    Country of registration:
    Iraq
    Relation to CTCN:
    Network Member
    Knowledge Partner

    Kirkuk Technical College is a research and academic institution established in 1998, by the Government of Republic of Iraq with the mission to provide advanced technical education and create mechanisms for constant scientific, technical and moral evolutions of people so as to ensure continual development of the society. It conducts research studies and assessments on range of topics and develops knowledge products.

  • Carbon Counts

    Type: 
    Organisation
    Knowledge partner
    Country of registration:
    United Kingdom
    Relation to CTCN:
    Network Member
    Knowledge Partner

    Carbon Counts is a private sector organization established in 2008. It is an independent consultancy providing a range of advice in the field of climate change. It has a focus on international climate change policy, in particular technology development, deployment, financing and regulation. 

     

  • Research Institute of Innovative Technology for the Earth

    Type: 
    Organisation
    Country of registration:
    Japan
    Relation to CTCN:
    Network Member

    The Research Institute of Innovative Technology for the Earth (RITE) was established as a centre of excellence to develop innovative environmental technologies by the Japanese Government in 1990. It has four core areas of research: System analysis, molecular microbiology/ biotechnology, chemical and CCS. With operations mainly in Japan they have global outreach and knowledge transfer experiences.

  • Ricardo-AEA Ltd

    Type: 
    Organisation
    Country of registration:
    United Kingdom
    Relation to CTCN:
    Network Member

    Ricardo-AEA is a global sustainability consultancy.

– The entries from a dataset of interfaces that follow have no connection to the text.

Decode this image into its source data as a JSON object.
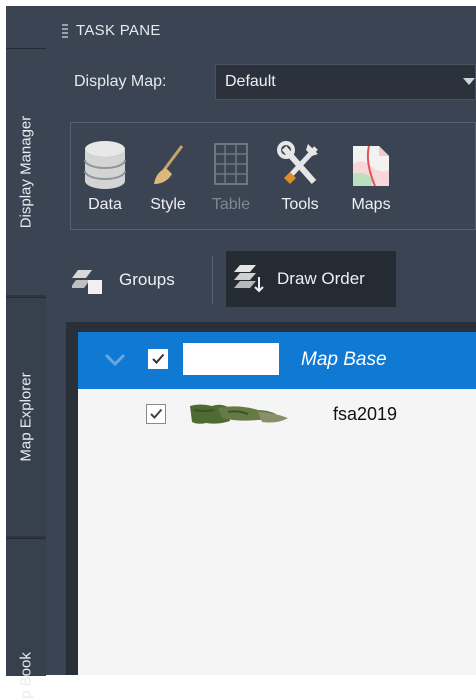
{
  "pane": {
    "title": "TASK PANE"
  },
  "sidebar": {
    "tabs": [
      {
        "label": "Display Manager",
        "active": true
      },
      {
        "label": "Map Explorer",
        "active": false
      },
      {
        "label": "p Book",
        "active": false
      }
    ]
  },
  "display_map": {
    "label": "Display Map:",
    "value": "Default"
  },
  "toolbar": {
    "items": [
      {
        "label": "Data",
        "icon": "database-icon",
        "enabled": true
      },
      {
        "label": "Style",
        "icon": "brush-icon",
        "enabled": true
      },
      {
        "label": "Table",
        "icon": "table-icon",
        "enabled": false
      },
      {
        "label": "Tools",
        "icon": "tools-icon",
        "enabled": true
      },
      {
        "label": "Maps",
        "icon": "map-icon",
        "enabled": true
      }
    ]
  },
  "view_buttons": {
    "groups_label": "Groups",
    "draw_order_label": "Draw Order",
    "draw_order_active": true
  },
  "layers": [
    {
      "name": "Map Base",
      "checked": true,
      "selected": true,
      "expanded": true,
      "italic": true
    },
    {
      "name": "fsa2019",
      "checked": true,
      "selected": false
    }
  ],
  "colors": {
    "panel_bg": "#3b4453",
    "selection": "#0f79d4",
    "tree_bg": "#f5f5f5",
    "text_light": "#eef0f3"
  }
}
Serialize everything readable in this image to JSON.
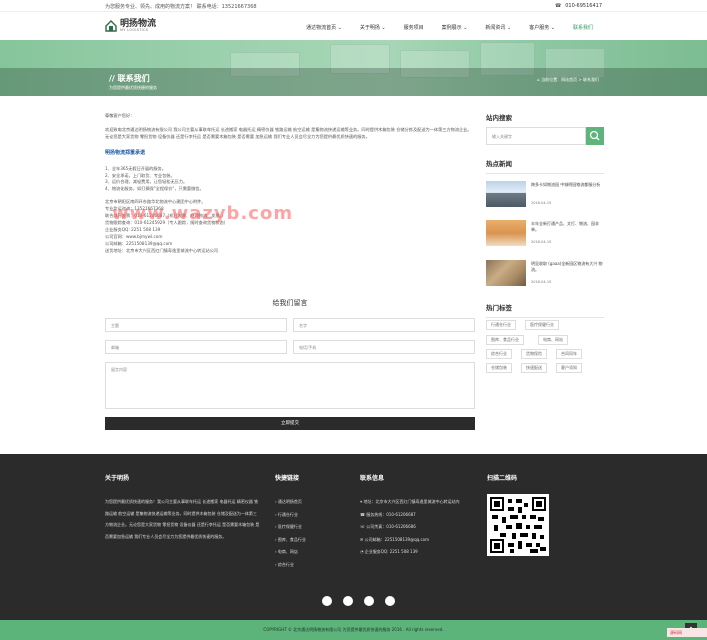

We help our clients solve some of the world’s most complex environmental challenges and provide Governments, public agencies and businesses with leading analysis, advice and data.

  • Korea Research Institute of Bioscience and Biotechnology

    Type: 
    Organisation
    Country of registration:
    South Korea
    Relation to CTCN:
    Network Member

    Korea Research Institute of Bioscience and Biotechnology (KRIBB) is dedicated to biotechnology research across a broad span of expertise from basic studies for the fundamental understanding of life phenomena to applied studies and business development. KRIBB has been active in conducting inter-regional research connected to climate change in various fields in approach to generate economic growth engine and to provide solutions to international agenda.